Figure out the number of lines in the data that hold the string "Projects". Reply with that figure only.

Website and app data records
--- START ---
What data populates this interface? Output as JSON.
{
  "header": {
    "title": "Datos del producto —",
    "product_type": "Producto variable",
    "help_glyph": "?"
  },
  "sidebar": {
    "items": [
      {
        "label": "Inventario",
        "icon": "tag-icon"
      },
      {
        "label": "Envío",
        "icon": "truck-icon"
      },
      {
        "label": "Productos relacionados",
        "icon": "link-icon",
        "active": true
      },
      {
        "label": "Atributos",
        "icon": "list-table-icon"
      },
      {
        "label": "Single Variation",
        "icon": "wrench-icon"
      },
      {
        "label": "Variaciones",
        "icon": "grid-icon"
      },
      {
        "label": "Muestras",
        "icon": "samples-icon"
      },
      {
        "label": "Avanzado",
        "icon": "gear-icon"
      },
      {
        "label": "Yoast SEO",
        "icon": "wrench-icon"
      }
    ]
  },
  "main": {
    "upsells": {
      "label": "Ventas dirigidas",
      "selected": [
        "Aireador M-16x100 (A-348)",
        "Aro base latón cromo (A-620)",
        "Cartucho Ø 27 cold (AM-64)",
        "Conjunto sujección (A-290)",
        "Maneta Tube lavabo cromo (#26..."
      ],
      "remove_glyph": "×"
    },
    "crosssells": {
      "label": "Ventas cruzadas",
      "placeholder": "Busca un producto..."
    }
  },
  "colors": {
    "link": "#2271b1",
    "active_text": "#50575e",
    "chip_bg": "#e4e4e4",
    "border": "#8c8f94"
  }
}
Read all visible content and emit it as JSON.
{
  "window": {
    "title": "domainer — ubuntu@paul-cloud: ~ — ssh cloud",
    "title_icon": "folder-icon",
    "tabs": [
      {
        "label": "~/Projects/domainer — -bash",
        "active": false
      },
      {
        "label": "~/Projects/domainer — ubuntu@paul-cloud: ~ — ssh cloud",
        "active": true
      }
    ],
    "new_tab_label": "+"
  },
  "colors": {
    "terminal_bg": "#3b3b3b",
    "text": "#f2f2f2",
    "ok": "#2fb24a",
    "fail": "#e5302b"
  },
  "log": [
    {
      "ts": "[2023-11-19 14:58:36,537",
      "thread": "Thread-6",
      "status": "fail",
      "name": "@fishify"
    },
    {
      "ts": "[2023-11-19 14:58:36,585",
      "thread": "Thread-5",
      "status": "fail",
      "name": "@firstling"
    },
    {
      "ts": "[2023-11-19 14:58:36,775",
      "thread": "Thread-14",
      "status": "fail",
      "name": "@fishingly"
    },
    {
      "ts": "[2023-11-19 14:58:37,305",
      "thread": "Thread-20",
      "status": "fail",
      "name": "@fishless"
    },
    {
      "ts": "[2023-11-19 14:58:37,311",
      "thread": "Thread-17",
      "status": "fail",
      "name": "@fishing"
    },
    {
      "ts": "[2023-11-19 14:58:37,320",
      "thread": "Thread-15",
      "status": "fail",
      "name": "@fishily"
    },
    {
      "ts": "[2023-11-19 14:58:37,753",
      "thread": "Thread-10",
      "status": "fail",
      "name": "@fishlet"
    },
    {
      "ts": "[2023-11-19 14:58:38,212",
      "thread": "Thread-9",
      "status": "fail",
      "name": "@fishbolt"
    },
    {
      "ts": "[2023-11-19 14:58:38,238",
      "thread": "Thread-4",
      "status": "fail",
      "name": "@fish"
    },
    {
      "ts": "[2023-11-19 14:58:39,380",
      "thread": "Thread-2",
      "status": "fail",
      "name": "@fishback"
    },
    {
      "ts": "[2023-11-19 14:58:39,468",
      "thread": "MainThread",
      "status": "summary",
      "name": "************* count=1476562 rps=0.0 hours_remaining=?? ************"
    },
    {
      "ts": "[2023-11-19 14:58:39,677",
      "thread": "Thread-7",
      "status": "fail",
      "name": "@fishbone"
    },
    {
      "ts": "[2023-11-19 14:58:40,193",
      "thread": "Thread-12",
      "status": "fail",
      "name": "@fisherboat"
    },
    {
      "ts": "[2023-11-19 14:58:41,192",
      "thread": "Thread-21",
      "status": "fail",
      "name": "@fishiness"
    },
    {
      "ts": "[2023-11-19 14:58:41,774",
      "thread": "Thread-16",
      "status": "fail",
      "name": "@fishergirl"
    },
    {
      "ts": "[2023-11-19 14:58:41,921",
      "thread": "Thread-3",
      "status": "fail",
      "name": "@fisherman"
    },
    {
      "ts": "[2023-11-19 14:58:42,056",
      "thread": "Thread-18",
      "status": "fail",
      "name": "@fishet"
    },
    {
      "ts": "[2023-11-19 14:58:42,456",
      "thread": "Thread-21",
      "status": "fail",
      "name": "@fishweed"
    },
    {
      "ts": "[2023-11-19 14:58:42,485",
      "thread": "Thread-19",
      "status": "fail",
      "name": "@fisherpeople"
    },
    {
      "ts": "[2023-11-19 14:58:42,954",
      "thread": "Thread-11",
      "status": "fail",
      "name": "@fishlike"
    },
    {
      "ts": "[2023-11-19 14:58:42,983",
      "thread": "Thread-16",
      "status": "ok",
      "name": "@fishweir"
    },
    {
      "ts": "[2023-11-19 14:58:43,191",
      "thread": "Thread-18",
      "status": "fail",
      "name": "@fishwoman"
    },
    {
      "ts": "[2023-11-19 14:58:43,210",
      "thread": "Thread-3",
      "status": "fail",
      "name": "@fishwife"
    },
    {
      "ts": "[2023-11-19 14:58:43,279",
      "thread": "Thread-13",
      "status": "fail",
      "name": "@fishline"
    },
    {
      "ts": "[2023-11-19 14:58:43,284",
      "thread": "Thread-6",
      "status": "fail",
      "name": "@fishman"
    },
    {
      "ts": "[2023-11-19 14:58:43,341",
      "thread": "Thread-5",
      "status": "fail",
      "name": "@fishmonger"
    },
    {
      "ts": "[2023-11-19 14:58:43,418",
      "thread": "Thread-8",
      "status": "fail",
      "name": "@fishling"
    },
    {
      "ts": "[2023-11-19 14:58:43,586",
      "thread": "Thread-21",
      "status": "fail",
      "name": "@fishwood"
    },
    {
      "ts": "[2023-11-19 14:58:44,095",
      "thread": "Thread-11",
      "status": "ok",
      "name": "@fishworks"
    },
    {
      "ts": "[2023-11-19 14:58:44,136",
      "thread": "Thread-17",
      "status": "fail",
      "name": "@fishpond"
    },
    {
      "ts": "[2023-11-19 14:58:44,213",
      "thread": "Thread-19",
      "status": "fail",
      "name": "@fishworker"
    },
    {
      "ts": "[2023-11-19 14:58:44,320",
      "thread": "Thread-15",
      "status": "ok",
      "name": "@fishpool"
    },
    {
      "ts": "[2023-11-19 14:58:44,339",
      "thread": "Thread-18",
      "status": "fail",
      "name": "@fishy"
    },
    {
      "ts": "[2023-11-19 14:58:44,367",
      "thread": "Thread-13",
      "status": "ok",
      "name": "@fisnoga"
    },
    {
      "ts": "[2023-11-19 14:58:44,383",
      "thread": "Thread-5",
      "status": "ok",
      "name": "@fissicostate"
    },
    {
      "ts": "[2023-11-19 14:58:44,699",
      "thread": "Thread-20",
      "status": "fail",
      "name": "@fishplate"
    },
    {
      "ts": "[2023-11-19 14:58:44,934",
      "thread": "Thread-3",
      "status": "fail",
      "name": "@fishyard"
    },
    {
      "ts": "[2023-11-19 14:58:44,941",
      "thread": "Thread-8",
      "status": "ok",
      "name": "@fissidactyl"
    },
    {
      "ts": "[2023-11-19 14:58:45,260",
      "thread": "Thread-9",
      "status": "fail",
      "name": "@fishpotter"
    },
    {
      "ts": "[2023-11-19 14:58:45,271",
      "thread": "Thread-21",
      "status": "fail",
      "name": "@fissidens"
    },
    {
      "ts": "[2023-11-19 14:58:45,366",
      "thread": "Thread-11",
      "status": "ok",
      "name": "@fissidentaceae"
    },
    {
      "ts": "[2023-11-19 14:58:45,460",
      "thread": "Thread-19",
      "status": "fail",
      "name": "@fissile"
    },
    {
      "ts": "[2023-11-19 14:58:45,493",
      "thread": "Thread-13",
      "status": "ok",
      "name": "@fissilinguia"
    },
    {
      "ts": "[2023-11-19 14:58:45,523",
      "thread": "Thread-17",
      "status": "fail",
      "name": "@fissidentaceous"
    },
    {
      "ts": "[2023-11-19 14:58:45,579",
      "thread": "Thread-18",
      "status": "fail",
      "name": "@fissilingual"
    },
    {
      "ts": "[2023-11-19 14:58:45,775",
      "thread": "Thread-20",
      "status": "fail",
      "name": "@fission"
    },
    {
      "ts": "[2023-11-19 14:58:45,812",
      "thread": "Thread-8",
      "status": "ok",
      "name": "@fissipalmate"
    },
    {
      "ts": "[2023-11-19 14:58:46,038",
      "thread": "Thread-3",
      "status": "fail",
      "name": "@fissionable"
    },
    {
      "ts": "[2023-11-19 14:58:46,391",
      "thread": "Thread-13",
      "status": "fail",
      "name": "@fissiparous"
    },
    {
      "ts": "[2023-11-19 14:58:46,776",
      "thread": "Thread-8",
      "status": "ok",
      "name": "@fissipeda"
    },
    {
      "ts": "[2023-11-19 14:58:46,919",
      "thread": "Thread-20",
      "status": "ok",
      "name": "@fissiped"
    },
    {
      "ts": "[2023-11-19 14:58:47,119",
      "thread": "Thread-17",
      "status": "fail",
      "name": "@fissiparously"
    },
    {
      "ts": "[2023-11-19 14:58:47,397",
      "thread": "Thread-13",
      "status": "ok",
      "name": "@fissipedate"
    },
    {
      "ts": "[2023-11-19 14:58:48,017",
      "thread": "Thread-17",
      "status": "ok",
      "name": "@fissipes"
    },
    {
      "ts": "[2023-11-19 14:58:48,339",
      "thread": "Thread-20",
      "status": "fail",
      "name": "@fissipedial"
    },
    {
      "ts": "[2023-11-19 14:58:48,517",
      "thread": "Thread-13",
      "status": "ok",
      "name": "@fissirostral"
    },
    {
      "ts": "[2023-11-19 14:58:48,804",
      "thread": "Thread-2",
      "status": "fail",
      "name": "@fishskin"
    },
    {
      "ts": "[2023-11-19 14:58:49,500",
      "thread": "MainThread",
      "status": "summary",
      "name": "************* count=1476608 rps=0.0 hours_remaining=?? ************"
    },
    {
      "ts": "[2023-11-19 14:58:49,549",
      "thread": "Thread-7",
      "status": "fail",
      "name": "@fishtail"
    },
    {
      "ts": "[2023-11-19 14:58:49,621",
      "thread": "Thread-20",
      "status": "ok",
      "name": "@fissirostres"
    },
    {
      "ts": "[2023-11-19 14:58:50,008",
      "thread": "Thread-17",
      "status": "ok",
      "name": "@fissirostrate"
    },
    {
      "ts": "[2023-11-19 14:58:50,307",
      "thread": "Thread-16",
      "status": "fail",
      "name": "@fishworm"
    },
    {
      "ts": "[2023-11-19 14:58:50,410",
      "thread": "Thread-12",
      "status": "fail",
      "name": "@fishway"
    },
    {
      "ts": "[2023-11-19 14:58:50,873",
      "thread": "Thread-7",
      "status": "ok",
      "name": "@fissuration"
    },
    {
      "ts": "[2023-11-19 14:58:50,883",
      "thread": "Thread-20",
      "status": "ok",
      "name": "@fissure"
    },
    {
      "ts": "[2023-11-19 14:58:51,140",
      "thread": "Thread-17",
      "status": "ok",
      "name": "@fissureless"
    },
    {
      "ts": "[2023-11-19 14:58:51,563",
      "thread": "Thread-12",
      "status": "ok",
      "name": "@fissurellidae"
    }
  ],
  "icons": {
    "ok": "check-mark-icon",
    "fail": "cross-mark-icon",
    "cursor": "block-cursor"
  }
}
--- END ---
Response to the exercise: 2